The aim of this retrospective study was to evaluate the treatment and outcomes of children with LBL according to the modified EURO-LB 08 protocol at the Pediatric Oncology Unit of the CHU Gabriel Touré of Bamako, Mali. All patients less than 15 years old, with histologic proven LBL treated between October 23, 2009 and April 30, 2016 were included in the study. Ten patients with LBL met the inclusion criteria. LBL accounted for 0.8% of admissions during this period. The age group of 6-11 years represented the majority (n = 7; 70%). The sex ratio was 2.3:1 for girls and boys respectively. Eighty percent of patients had good nutritional status on admission. Polyadenopathy was found in 7 patients (70%). One patient presented with mediastinal mass. Pleural effusion was associated with polyadenopathy in one patient. Stage 3 was predominant (n = 7; 70%). The diagnosis was made by cytology in 80% of patient and histology and immunohistochemistry in 2 patients. Eight patients completed treatment. Grade III neutropenia and anemia were observed in 5 patients. Three patients died from tumor progression during treatment and two patients died from treatment-related toxicity. Three patients were in complete remission at the end of treatment.

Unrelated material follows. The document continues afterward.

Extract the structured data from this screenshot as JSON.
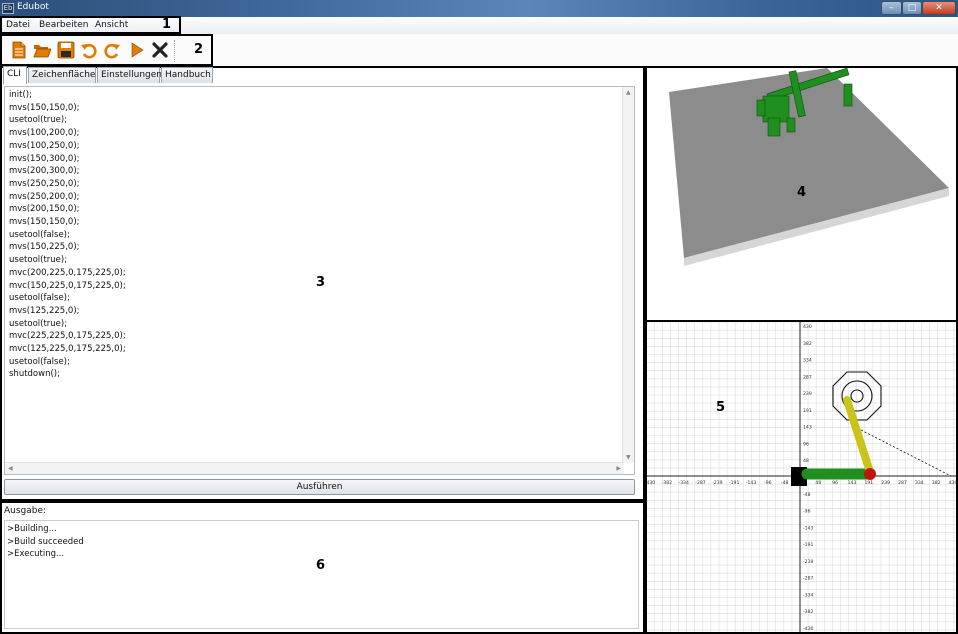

Early diagnosis and better availability of anticancer drugs may improve the overall survival rate of patients with LBL in Mali.